> _WHAT YOU WILL DO_
Search the listing below for "style". Copy each matching line.

> _SOURCE MATERIAL_
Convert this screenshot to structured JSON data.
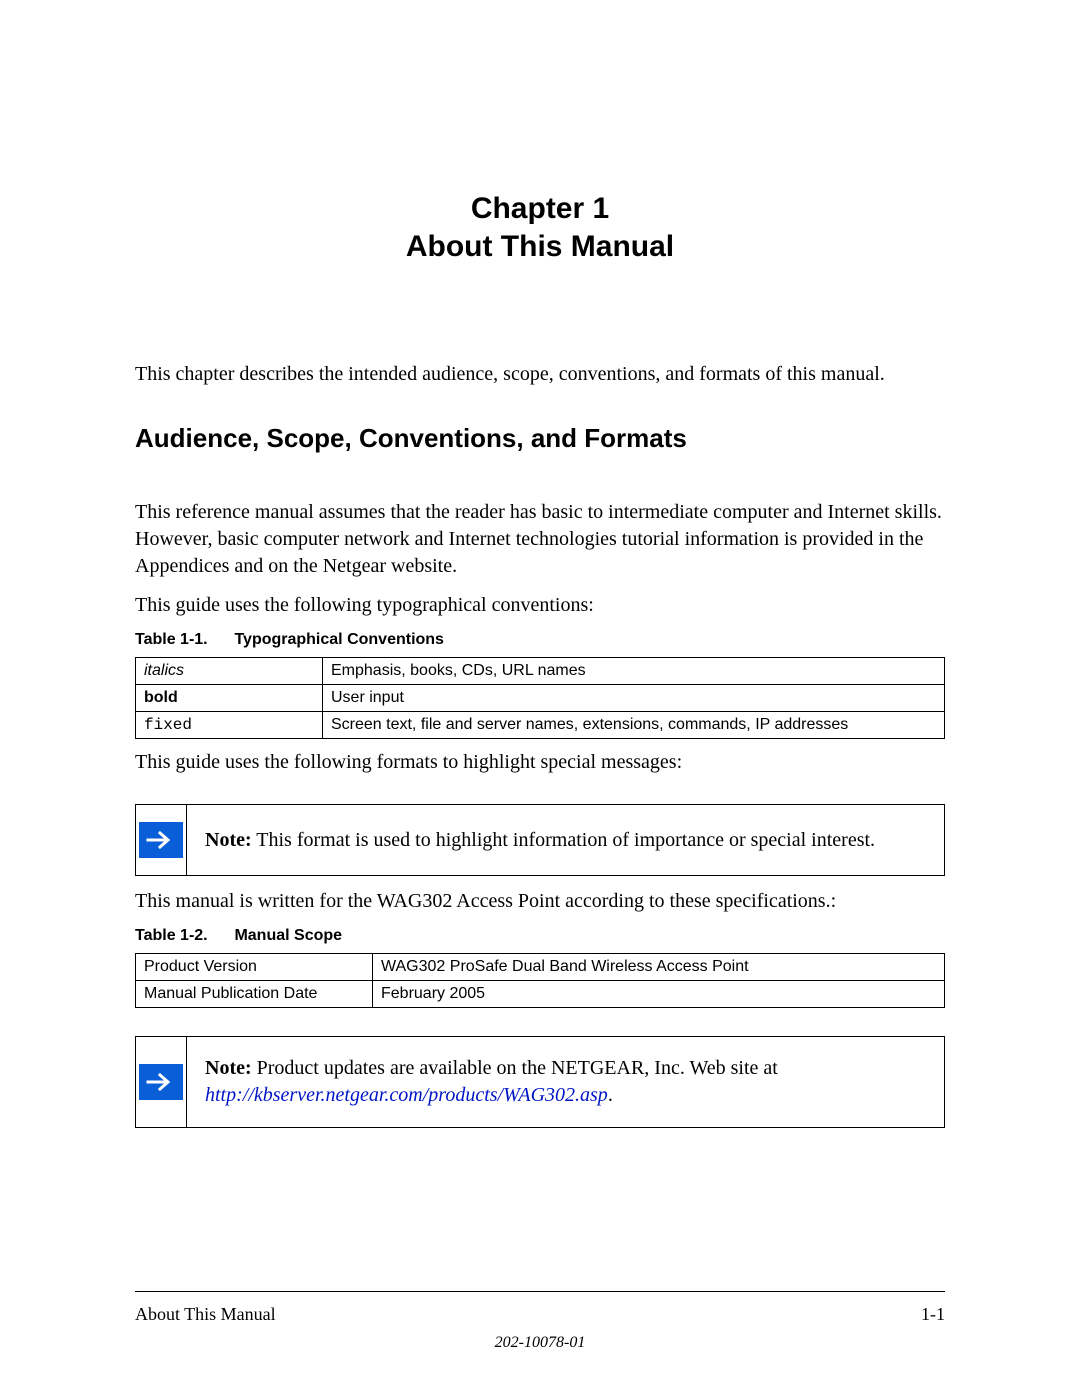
{
  "chapter": {
    "line1": "Chapter 1",
    "line2": "About This Manual"
  },
  "intro": "This chapter describes the intended audience, scope, conventions, and formats of this manual.",
  "section_heading": "Audience, Scope, Conventions, and Formats",
  "para1": "This reference manual assumes that the reader has basic to intermediate computer and Internet skills. However, basic computer network and Internet technologies tutorial information is provided in the Appendices and on the Netgear website.",
  "para2": "This guide uses the following typographical conventions:",
  "table1": {
    "caption_num": "Table 1-1.",
    "caption_title": "Typographical Conventions",
    "rows": [
      {
        "style": "italic",
        "label": "italics",
        "desc": "Emphasis, books, CDs, URL names"
      },
      {
        "style": "bold",
        "label": "bold",
        "desc": "User input"
      },
      {
        "style": "fixed",
        "label": "fixed",
        "desc": "Screen text, file and server names, extensions, commands, IP addresses"
      }
    ]
  },
  "para3": "This guide uses the following formats to highlight special messages:",
  "note1": {
    "prefix": "Note:",
    "text": " This format is used to highlight information of importance or special interest."
  },
  "para4": "This manual is written for the WAG302 Access Point according to these specifications.:",
  "table2": {
    "caption_num": "Table 1-2.",
    "caption_title": "Manual Scope",
    "rows": [
      {
        "label": "Product Version",
        "value": "WAG302 ProSafe Dual Band Wireless Access Point"
      },
      {
        "label": "Manual Publication Date",
        "value": "February 2005"
      }
    ]
  },
  "note2": {
    "prefix": "Note:",
    "text": " Product updates are available on the NETGEAR, Inc. Web site at ",
    "link": "http://kbserver.netgear.com/products/WAG302.asp",
    "suffix": "."
  },
  "footer": {
    "left": "About This Manual",
    "right": "1-1",
    "docnum": "202-10078-01"
  }
}
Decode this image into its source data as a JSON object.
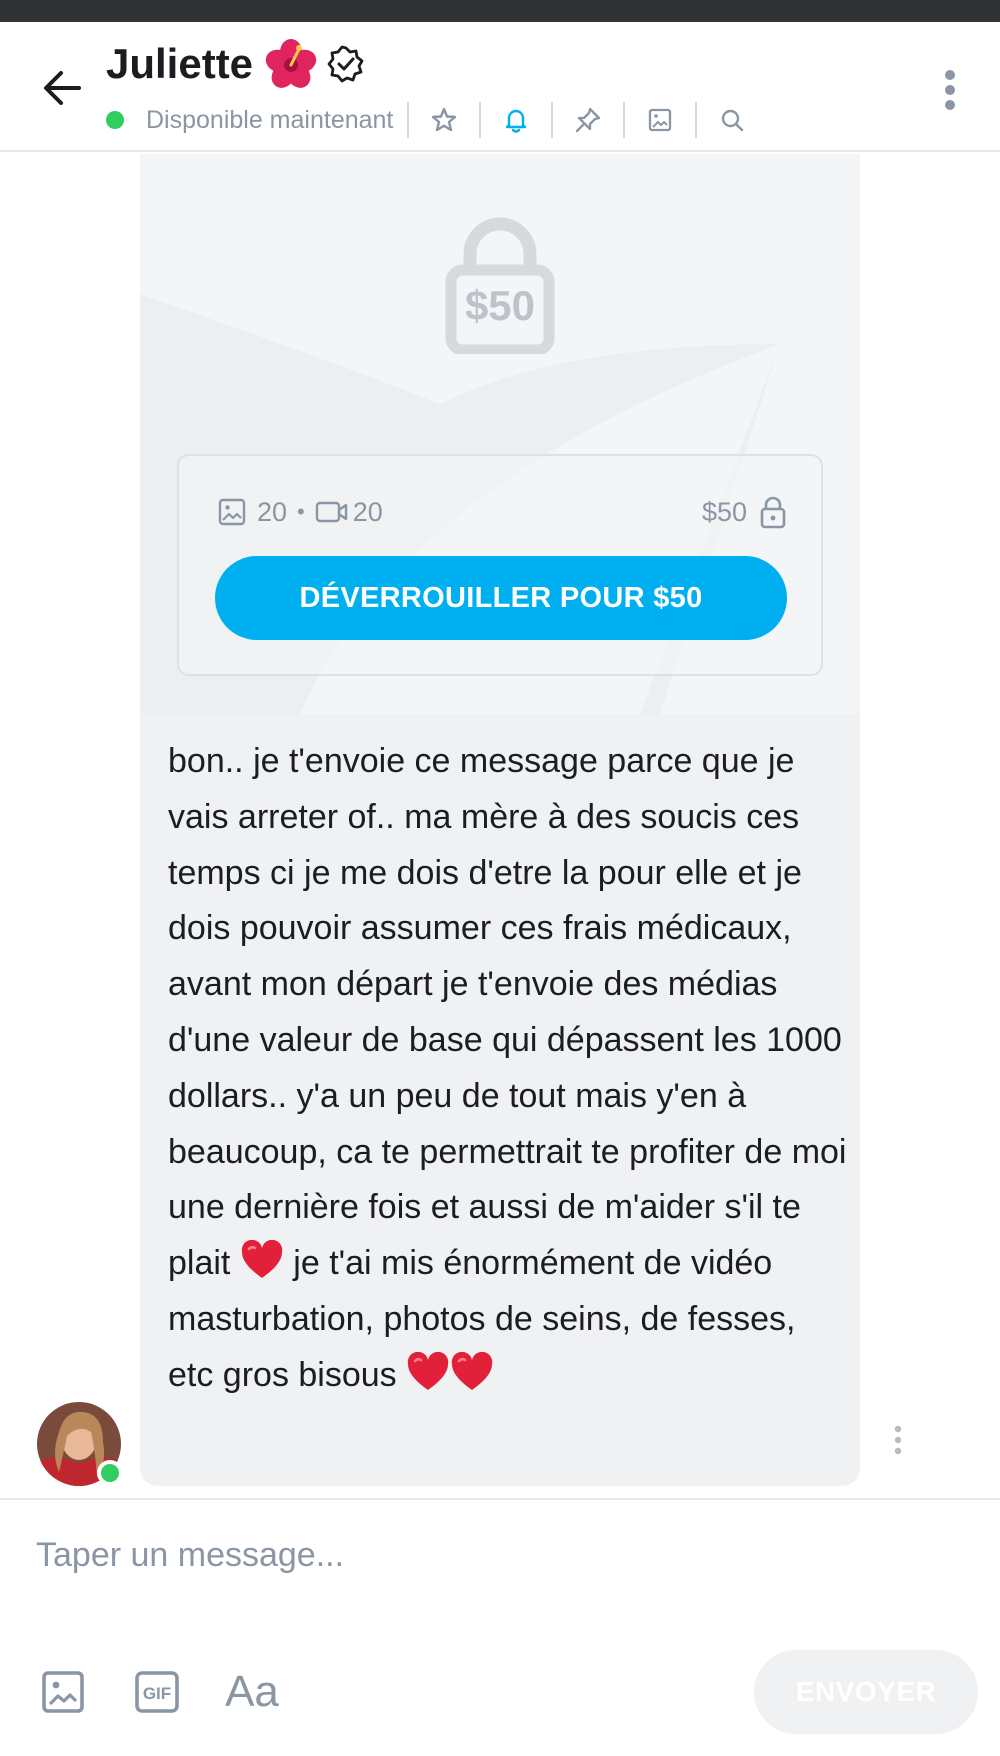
{
  "header": {
    "title": "Juliette",
    "title_emoji": "hibiscus-emoji",
    "verified_icon": "verified-badge-icon",
    "status": "Disponible maintenant",
    "icons": [
      "star-icon",
      "bell-icon",
      "pin-icon",
      "image-icon",
      "search-icon"
    ],
    "accent": "#00aff0"
  },
  "locked_post": {
    "lock_price": "$50",
    "photos_count": "20",
    "videos_count": "20",
    "separator": "•",
    "price": "$50",
    "unlock_label": "DÉVERROUILLER POUR $50"
  },
  "message": {
    "text": "bon.. je t'envoie ce message parce que je vais arreter of.. ma mère à des soucis ces temps ci je me dois d'etre la pour elle et je dois pouvoir assumer ces frais médicaux, avant mon départ je t'envoie des médias d'une valeur de base qui dépassent les 1000 dollars.. y'a un peu de tout mais y'en à beaucoup, ca te permettrait te profiter de moi une dernière fois et aussi de m'aider s'il te plait",
    "text_2": "je t'ai mis énormément de vidéo masturbation, photos de seins, de fesses, etc gros bisous"
  },
  "composer": {
    "placeholder": "Taper un message...",
    "send_label": "ENVOYER",
    "aa_label": "Aa",
    "gif_label": "GIF"
  },
  "colors": {
    "brand": "#00aff0",
    "online": "#2fce5e",
    "muted": "#8a96a3",
    "bubble": "#f0f1f3"
  }
}
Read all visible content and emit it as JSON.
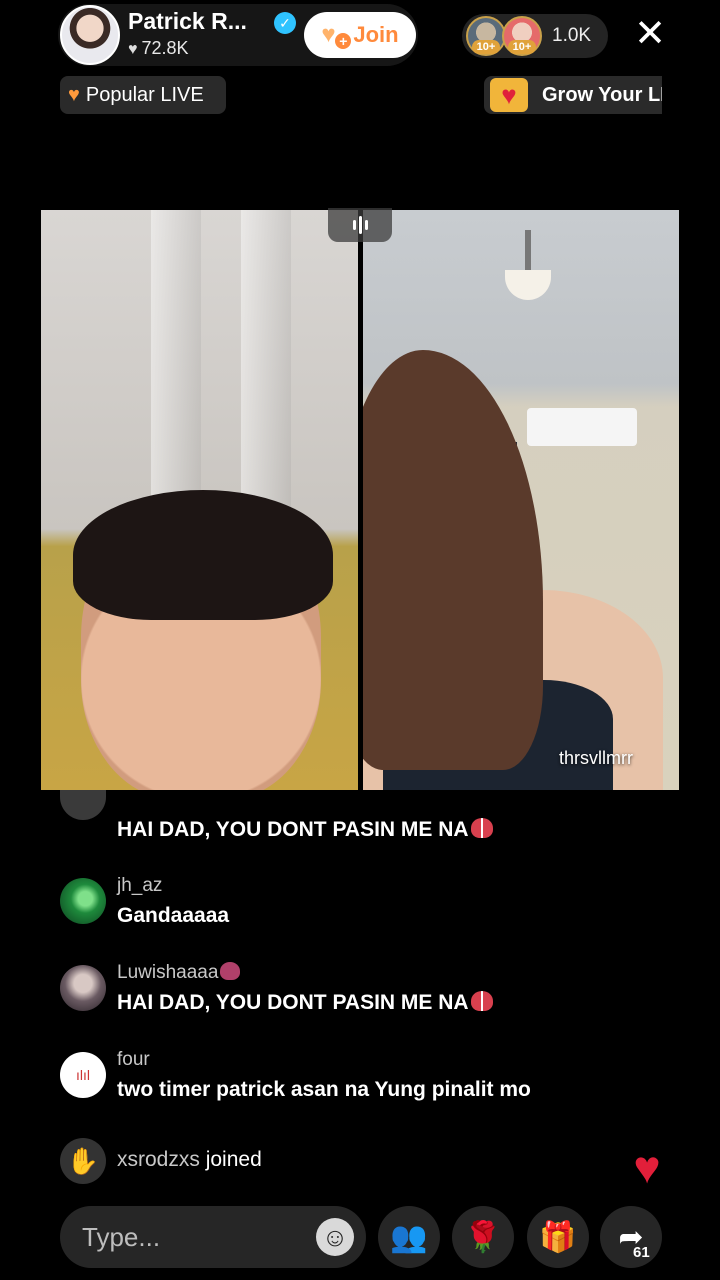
{
  "header": {
    "host_name": "Patrick R...",
    "likes": "72.8K",
    "join_label": "Join",
    "viewer_count": "1.0K",
    "viewer_badges": [
      "10+",
      "10+"
    ],
    "close_symbol": "✕"
  },
  "tags": {
    "popular_label": "Popular LIVE",
    "grow_label": "Grow Your LIVE"
  },
  "video": {
    "guest_name": "thrsvllmrr"
  },
  "chat": [
    {
      "user": "",
      "message": "HAI DAD, YOU DONT PASIN ME NA",
      "emoji": "heart"
    },
    {
      "user": "jh_az",
      "message": "Gandaaaaa"
    },
    {
      "user": "Luwishaaaa",
      "message": "HAI DAD, YOU DONT PASIN ME NA",
      "emoji": "heart"
    },
    {
      "user": "four",
      "message": "two timer patrick asan na Yung pinalit mo"
    }
  ],
  "join_notice": {
    "user": "xsrodzxs",
    "text": "joined"
  },
  "bottom_bar": {
    "type_placeholder": "Type...",
    "share_count": "61"
  },
  "colors": {
    "join_text": "#ff8a3c",
    "verified": "#2fc3ff",
    "heart_red": "#e21f3a",
    "multi_guest": "#27d9e6"
  }
}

> _ANSWER AREA_
        "style": "italic",
        "style": "bold",
        "style": "fixed",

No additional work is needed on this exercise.